The head of a Hamilton hospital who vacationed in the Dominican Republic over the holidays is out of the position, after two days of public outrage.
Dr. Thomas Stewart and St. Joseph’s Health System “parted ways” on Thursday, according to a statement from its board of directors.
A spokesperson for St. Joe’s could not say if he resigned or was fired.
Stewart was removed as CEO of Niagara Health on Wednesday and, on Tuesday, resigned from a number of health advisory boards including a COVID-19 panel that advises Premier Doug Ford.
All this followed a report on Tuesday about his international travel.
An internal memo from two St. Joe’s officials, obtained by CBC News, said they understood that staff were frustrated.
“We have heard your frustration and disappointment about Dr. Stewart’s international travel during a critical point in the pandemic. We share those emotions,” said St. Joseph’s Healthcare Hamilton president Melissa Farrell and interim chief of staff Dr. David Russell in the email.
The board said an interim replacement will be named shortly.
Stewart’s contract includes a clause that entitles him to 24 months of pay, more than $1 million, if he is terminated without cause.
Stewart received a salary of $604,083.24 and $25,631.76 in taxable benefits in 2019, according to public records.
If Stewart is fired without cause and his compensation starts, he must look for permanent work that can pay what he made as CEO, and only if he finds some can St. Joe’s stop payment, according to his contract, dated Aug. 1, 2018.
For some time, he would also continue to receive some employment-related benefits.
Stewart won’t get the 24 months in pay if he is terminated with cause according to the contract. That includes:
- A material breach of the provisions of the contract.
- Gross neglect or duty.
- Disregard or disobedience of any reasonable resolution of the board.
- Any wilful act of dishonesty or neglect in performing duties
- Conviction of an indictable criminal offence.

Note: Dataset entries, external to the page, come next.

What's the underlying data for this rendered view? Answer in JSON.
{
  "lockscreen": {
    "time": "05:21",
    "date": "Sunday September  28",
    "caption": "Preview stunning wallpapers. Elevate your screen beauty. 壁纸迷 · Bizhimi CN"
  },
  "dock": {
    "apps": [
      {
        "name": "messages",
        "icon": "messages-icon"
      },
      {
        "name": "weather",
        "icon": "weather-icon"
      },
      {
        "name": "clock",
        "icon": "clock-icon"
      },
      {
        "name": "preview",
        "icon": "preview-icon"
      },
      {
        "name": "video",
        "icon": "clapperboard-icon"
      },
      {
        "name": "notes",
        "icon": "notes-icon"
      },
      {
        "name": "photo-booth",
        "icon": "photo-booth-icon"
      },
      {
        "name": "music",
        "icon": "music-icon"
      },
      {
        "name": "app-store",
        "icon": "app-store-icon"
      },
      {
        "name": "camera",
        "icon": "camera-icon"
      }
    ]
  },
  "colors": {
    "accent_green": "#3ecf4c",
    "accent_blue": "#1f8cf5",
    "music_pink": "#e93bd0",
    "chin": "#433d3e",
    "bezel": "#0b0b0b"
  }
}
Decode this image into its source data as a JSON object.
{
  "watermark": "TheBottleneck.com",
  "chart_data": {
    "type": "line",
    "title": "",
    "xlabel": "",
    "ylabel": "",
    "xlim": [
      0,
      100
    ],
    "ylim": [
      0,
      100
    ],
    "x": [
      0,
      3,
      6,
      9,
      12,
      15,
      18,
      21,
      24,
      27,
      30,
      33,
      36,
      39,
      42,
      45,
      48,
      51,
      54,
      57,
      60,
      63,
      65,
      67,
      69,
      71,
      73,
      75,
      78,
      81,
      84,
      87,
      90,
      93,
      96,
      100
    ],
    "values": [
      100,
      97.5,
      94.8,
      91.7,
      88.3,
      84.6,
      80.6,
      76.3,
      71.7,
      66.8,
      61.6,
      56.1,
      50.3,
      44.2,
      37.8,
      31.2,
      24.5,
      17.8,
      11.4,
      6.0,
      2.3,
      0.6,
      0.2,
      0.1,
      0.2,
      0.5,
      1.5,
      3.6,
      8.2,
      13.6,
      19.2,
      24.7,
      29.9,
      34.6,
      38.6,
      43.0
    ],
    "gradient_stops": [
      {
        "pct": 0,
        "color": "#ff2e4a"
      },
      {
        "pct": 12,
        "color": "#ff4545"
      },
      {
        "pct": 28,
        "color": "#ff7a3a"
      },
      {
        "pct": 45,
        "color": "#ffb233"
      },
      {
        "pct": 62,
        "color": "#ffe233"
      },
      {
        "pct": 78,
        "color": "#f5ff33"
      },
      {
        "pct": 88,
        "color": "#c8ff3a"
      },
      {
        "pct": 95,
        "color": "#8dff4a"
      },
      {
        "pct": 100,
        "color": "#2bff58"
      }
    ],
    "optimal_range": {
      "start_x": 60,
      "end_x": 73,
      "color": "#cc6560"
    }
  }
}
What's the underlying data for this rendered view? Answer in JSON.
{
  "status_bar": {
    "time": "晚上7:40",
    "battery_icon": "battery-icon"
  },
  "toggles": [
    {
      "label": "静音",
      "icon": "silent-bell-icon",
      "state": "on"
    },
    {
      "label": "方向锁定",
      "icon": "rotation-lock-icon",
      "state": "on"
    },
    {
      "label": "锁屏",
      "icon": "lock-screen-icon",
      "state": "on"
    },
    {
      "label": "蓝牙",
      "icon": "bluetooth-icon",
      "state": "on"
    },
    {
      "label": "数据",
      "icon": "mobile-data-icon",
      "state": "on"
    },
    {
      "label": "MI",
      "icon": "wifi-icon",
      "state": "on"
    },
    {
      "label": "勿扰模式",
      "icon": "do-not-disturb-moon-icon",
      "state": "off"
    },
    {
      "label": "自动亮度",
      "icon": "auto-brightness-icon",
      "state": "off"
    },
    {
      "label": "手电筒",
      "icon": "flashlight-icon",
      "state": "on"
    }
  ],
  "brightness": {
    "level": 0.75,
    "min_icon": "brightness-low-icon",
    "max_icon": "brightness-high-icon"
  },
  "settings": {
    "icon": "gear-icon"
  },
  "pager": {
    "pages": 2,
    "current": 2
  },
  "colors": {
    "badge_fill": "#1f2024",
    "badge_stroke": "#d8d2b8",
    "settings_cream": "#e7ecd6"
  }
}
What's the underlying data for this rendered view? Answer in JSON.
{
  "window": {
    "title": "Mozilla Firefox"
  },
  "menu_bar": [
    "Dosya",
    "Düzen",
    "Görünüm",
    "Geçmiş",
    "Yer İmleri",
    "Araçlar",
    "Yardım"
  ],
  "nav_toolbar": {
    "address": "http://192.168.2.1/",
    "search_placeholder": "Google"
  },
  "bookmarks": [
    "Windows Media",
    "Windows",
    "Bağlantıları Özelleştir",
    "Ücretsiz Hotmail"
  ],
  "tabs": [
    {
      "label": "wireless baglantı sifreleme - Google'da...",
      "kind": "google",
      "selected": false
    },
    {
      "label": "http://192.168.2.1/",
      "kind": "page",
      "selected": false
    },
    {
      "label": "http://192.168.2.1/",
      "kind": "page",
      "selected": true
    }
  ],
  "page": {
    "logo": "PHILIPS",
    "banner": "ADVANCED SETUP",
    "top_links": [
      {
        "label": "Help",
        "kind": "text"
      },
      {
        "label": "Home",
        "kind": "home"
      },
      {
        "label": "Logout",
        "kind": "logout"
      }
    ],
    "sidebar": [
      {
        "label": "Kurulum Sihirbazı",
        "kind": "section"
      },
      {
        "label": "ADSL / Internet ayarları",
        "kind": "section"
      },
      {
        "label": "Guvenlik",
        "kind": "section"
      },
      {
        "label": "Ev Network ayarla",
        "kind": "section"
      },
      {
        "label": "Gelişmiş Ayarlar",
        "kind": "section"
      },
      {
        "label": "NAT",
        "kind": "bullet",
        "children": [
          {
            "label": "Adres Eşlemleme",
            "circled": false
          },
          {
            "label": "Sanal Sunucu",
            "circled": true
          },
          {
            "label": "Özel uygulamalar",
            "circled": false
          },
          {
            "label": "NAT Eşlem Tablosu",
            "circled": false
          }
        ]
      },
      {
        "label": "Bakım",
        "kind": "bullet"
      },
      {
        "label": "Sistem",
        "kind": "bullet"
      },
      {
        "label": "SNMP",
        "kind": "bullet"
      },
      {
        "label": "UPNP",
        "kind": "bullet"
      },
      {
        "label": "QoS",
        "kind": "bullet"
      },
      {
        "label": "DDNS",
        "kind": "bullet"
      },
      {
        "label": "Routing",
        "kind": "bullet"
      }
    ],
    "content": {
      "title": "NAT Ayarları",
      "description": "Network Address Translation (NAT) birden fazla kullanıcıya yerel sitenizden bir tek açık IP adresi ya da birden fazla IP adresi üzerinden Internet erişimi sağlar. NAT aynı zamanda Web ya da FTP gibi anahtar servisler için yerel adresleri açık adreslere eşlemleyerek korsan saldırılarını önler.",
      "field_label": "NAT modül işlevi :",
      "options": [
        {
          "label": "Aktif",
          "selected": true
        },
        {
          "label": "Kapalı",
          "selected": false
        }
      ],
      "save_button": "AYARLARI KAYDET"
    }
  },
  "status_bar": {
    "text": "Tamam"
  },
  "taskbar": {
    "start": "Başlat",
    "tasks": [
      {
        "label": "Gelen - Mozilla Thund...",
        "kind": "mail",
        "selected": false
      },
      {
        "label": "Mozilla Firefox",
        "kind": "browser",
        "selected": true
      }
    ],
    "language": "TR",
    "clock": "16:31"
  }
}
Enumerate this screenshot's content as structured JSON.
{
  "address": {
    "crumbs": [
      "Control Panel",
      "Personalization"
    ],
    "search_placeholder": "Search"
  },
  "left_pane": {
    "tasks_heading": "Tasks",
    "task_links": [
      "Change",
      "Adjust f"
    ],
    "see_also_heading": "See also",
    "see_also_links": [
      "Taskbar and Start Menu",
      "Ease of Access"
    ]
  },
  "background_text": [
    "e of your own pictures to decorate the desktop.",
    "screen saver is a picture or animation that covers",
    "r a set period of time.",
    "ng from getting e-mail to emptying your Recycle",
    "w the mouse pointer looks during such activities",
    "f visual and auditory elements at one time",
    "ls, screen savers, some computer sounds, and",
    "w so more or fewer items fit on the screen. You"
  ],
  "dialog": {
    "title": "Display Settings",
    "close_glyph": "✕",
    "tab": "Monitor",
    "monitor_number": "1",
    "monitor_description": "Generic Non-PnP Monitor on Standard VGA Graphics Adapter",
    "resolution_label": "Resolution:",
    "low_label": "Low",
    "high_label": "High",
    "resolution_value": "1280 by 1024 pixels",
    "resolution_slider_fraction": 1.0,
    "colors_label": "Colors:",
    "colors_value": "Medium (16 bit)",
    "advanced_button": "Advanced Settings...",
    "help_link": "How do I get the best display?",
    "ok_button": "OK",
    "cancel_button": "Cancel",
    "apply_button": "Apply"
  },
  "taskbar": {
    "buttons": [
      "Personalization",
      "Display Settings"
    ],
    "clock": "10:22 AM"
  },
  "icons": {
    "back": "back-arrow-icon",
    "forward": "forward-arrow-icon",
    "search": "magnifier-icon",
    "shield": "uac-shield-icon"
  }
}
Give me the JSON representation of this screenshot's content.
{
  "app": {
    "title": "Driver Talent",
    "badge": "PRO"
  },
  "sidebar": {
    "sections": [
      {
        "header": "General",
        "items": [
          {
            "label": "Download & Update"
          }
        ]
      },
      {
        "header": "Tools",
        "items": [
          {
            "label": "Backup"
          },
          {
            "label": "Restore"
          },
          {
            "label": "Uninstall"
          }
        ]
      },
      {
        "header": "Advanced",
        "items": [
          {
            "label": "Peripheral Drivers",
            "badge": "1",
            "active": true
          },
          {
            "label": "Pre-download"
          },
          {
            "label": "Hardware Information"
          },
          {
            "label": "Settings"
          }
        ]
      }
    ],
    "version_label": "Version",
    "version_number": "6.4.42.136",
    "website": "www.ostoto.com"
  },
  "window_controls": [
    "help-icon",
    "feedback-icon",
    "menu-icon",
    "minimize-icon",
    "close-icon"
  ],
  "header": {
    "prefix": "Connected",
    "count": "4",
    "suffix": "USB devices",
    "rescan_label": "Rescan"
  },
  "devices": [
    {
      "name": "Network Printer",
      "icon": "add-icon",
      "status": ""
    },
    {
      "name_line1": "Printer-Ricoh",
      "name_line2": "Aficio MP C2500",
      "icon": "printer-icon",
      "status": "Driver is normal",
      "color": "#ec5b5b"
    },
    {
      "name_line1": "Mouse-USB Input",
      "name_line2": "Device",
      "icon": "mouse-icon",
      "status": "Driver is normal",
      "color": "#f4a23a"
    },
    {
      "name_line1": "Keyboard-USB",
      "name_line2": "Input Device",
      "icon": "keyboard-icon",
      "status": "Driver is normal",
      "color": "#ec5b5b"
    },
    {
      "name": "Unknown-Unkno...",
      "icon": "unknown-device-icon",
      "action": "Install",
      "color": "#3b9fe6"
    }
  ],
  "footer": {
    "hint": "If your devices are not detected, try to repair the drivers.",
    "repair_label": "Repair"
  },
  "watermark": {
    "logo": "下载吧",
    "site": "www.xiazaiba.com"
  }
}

The contract and all of its conditions can be terminated if Stewart resigns on terms which satisfy him and the board.
Hospitals battled outbreaks
The hospital networks both said his approved vacation started on Dec. 18. In an apology email to staff, a statement attributed to Stewart said his trip included a stay with family at his private home in the Dominican.
He returned to Canada on Tuesday, according to that statement.
“I know that my decision to travel was incorrect and that you are disappointed in me. My greatest regret, after you have sacrificed so much for the last 10 months, is that I have let you down,” read the message to staff on Wednesday.
The premier, Hamilton Mayor Fred Eisenberger and others reacted to his vacation with disappointment.
The day before Stewart started his vacation, St. Joe’s and Niagara Health called on the province to take “decisive action” around lockdowns because “COVID infections and hospitalizations are rising rapidly and show no signs of abating.”
While he was away, facilities in both hospital networks battled deadly outbreaks and the government urged people to stay home as the second wave of the virus raged on.
Niagara Health and St. Joe’s have not answered questions about who approved Stewart’s vacation and why.